Certina’s DS Podium GMT is the first prize in our month of competitions
The FIA World Motor Sport Council voted for the ban today (Wednesday) in Doha with big penalties, likely to include exclusion from the championship, for breaking the rules.
Split times are available via the championship’s results service and wrc.com. Teams quickly forward the information via text message, which appears on a screen in front of the co-driver.
Drivers use the data to manage time gaps to rivals.

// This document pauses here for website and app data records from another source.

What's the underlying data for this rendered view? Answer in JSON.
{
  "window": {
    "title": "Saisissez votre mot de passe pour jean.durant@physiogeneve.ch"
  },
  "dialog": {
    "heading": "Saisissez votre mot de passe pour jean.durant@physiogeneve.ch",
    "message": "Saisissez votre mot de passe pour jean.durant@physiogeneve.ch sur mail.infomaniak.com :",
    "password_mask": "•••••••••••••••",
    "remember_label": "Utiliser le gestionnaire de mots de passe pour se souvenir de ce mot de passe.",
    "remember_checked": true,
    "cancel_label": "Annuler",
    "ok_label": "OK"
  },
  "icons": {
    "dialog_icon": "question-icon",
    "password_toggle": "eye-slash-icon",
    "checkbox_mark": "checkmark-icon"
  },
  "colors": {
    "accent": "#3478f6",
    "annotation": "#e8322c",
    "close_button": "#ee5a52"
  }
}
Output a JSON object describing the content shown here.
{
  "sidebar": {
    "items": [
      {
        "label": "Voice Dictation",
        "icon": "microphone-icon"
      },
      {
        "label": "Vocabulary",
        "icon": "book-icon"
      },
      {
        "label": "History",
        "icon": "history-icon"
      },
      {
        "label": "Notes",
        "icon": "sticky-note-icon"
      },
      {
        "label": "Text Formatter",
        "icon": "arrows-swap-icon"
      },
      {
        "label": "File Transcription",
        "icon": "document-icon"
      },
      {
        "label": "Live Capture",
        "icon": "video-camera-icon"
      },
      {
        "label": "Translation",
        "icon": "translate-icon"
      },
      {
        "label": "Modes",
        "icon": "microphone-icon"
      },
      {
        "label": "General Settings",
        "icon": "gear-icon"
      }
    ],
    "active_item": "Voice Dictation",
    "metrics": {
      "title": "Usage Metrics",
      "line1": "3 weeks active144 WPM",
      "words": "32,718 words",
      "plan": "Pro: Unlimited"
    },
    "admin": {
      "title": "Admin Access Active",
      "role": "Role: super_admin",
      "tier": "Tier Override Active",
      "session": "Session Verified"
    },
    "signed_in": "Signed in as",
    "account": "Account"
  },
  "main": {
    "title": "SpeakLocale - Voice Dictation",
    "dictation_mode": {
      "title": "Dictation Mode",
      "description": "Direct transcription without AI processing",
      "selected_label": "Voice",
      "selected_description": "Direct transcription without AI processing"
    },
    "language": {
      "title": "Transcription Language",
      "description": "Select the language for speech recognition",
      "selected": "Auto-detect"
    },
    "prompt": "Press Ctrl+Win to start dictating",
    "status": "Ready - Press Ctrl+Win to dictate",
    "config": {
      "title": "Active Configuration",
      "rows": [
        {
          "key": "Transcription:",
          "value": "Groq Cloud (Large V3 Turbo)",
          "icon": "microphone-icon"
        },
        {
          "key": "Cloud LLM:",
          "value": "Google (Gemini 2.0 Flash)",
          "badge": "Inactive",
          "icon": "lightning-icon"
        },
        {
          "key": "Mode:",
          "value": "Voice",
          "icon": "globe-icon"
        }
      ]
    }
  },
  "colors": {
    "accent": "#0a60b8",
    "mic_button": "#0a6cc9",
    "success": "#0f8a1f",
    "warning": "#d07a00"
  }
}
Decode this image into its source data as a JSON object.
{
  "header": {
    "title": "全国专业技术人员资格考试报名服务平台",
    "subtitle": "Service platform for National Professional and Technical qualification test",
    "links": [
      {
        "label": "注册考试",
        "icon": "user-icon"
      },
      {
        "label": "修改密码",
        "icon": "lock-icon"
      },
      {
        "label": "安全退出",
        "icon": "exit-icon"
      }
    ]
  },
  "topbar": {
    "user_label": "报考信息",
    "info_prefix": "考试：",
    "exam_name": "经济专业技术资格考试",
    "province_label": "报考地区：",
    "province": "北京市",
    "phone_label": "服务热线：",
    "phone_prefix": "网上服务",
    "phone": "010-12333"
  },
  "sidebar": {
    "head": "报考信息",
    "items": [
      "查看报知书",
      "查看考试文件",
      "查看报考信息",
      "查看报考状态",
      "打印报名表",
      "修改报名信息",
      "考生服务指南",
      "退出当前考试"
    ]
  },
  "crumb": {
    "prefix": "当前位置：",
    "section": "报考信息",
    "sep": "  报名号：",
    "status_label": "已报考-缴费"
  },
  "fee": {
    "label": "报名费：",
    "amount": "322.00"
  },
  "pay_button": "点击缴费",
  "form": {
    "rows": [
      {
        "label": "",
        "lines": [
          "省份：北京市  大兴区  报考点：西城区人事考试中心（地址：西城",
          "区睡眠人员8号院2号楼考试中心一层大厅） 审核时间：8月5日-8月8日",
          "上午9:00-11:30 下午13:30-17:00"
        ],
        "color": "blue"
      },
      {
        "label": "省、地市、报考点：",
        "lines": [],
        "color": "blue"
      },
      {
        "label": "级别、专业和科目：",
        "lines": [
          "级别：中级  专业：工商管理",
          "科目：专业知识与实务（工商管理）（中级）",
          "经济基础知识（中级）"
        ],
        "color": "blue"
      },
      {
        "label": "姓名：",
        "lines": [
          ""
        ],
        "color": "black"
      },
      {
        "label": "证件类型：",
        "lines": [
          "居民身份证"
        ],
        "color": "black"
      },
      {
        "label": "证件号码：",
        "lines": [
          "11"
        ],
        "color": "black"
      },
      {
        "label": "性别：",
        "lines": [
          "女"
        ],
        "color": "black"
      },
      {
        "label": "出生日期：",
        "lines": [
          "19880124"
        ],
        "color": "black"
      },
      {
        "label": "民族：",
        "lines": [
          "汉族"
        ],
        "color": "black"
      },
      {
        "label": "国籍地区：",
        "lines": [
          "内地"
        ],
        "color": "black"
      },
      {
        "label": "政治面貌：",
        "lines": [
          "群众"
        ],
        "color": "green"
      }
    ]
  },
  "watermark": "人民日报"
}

It allows them to decide whether to push harder if chasing a competitor ahead, or to measure their pace to preserve a stable margin over a driver behind.
The ban is intended to prevent teams from controlling their drivers so much and to preserve unpredictability.
It also means, for example, times cannot be sent by text message via a third party away from the rally, or by a team member displaying information on a board in the stage, as happened before electronic transmission became the norm.
It also means drivers cannot be informed during a stage if a rival has retired or lost time.
Split times will remain available to teams and fans to view as normal.
Safety information, including notifying crews if a stage has been neutralised following an accident, will still be permitted.
The WMSC also confirmed that any car which does not leave a stage start within 20secs will be considered as retired from the leg, while only the highest-placed car in a team can score points in the WRC 2 and WRC 3 categories.